  2. Further, according to Josh Bivens, Director of Research at EPI, it is “an unwarranted leap” to claim that the inflationary spike is because there was “too much” government-driven relief and stimulus earlier in the year. 
    – In fact, GDP is still below what the CBO had estimated it would be, meaning that the inflationary pressures aren’t because households are flush with cash and demand is outpacing supply. In other words, the spike in inflation isn’t because our economy is being pushed beyond its capacity because people have too much money to spend.
  3. Instead, the spike we are seeing now is driven by COVID-related factors
    – During the pandemic and recovery, US households cut back spending on face-to-face services and spent more on goods. By the end of 2020, even though GDP was down 3% from 2019, consumer spending on goods was over 10% higher than pre-pandemic, while spending in services was over 30% lower.
    – COVID actually massively accelerated the growth of e-commerce (online shopping) 4 to 6 years faster than pre-pandemic trends
    – This reallocation carried over into 2021, even though it has been shifting as the recovery continues.
    – Alongside this reallocation of spending, there were also supply chain disruptions that widened the gap between consumer demand and supply.
  4. Also, the rise in inflation that we’re seeing now is less than the much-needed relief that households have received with government relief and programs. 
    – In fact, it’s a good thing that households, especially poor and low-income households, are not in as bad of an economic position than they would have been if not for this relief. And, they are not the cause of the inflationary spike we are seeing now.
  5. The true cause behind the decline in spending on face-to-face services and bottlenecks in the supply chain is the global pandemic
  6. Those who are using this recent inflation to say that we shouldn’t go “too far” with the BBB are basically saying that poverty and inequality should be the basis of our economic growth. This is bad economics used to justify immoral policies that go against what most people want and need.  
    – Rather, we need to Build Back Better by Building Back from the Bottom Up and centering the poor in our politics, policies and programs. 
  7. As the stimulus and relief measures decline, we are now seeing contractions or declines in consumer spending.
    – In this context, we cannot cut back on government relief or investments in infrastructure, physical or otherwise.
    – Instead, we need bold government investments in programs that are critical for poor and low-wage workers, communities and households.
    – And we need to build up our long-term capacity around public health, housing, climate resilience and other factors that will prevent against the devastating social and economic impacts we experienced from COVID-19. 

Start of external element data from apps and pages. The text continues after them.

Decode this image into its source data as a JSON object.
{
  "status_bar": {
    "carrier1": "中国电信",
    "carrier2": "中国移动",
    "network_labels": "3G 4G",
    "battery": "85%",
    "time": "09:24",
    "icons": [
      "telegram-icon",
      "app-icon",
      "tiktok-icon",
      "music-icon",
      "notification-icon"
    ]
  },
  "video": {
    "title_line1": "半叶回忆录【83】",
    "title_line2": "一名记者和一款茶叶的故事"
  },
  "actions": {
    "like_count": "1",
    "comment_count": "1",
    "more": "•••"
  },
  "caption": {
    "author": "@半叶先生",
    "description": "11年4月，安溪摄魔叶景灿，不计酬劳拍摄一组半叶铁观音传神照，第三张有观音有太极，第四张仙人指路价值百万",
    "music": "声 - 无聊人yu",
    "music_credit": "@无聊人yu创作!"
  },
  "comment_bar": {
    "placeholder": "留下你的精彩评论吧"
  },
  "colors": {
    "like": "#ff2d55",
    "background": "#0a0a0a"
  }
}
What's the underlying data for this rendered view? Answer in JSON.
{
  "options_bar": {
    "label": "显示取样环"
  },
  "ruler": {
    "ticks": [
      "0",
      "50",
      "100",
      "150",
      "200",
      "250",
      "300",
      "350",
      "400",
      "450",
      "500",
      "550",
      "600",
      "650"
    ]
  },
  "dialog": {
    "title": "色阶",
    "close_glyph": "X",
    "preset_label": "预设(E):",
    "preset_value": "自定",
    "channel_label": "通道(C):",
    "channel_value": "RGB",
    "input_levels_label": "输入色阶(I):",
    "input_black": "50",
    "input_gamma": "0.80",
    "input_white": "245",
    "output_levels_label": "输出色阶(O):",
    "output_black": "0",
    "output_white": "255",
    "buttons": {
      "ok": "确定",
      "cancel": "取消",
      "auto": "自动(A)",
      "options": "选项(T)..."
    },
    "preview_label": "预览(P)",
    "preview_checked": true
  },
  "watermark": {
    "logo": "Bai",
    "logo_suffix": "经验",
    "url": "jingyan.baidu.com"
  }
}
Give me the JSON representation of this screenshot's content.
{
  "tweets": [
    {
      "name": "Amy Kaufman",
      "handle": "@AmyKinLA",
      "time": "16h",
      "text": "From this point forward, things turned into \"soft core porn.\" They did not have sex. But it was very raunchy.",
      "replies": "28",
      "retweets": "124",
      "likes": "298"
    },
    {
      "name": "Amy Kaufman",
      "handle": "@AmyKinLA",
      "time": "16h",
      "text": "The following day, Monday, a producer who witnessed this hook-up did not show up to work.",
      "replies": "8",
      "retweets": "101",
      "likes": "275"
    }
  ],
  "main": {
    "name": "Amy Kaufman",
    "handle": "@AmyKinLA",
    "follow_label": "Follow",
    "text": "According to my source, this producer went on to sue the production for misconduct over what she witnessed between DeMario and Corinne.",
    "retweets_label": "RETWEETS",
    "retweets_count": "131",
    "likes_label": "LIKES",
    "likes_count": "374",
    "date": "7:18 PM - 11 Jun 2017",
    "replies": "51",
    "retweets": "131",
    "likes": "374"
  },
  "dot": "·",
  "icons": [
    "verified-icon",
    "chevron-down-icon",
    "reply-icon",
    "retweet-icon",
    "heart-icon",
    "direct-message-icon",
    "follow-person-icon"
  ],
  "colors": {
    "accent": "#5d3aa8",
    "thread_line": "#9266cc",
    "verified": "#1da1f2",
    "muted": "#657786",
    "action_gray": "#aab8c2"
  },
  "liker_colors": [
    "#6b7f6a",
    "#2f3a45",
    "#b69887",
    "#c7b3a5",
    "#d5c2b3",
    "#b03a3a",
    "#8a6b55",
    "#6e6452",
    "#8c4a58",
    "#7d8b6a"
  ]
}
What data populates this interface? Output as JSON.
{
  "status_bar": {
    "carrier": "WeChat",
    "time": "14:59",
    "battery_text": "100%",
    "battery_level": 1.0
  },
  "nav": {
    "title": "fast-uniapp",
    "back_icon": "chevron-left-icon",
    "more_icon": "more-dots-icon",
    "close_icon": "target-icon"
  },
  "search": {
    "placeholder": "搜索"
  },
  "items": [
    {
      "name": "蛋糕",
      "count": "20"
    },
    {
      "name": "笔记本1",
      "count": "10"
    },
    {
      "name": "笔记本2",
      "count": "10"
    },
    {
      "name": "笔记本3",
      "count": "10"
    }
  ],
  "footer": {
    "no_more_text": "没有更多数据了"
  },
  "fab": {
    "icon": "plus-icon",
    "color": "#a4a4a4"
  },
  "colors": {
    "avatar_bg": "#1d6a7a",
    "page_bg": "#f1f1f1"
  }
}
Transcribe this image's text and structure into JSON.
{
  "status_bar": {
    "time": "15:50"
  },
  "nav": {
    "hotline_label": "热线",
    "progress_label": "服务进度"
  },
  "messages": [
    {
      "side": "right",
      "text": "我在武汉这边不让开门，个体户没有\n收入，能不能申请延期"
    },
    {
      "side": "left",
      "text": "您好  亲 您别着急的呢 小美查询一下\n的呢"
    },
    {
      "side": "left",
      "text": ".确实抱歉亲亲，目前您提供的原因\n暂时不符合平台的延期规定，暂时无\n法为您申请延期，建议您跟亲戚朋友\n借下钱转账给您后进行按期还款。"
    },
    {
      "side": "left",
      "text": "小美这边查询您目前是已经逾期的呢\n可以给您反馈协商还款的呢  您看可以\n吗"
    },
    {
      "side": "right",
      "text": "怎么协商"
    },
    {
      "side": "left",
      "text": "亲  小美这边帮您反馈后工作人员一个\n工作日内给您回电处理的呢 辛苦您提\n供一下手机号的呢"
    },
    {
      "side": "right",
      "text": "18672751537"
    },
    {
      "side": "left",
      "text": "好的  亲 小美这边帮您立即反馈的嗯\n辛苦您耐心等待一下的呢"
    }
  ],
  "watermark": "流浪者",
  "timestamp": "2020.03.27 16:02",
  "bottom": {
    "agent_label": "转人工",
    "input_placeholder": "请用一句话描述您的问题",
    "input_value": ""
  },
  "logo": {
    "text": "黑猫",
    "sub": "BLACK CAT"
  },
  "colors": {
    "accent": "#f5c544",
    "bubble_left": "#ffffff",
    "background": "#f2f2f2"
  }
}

This means we will keep fighting, for the needs of the 140 million, for physical infrastructure and the infrastructure of our lives and our democracy, for living wages, for an end to the filibuster and for legislation and policies that can ensure we realize the nation we have yet to be, where EVERYBODY can thrive, just not survive. 

Forward together, not one step back!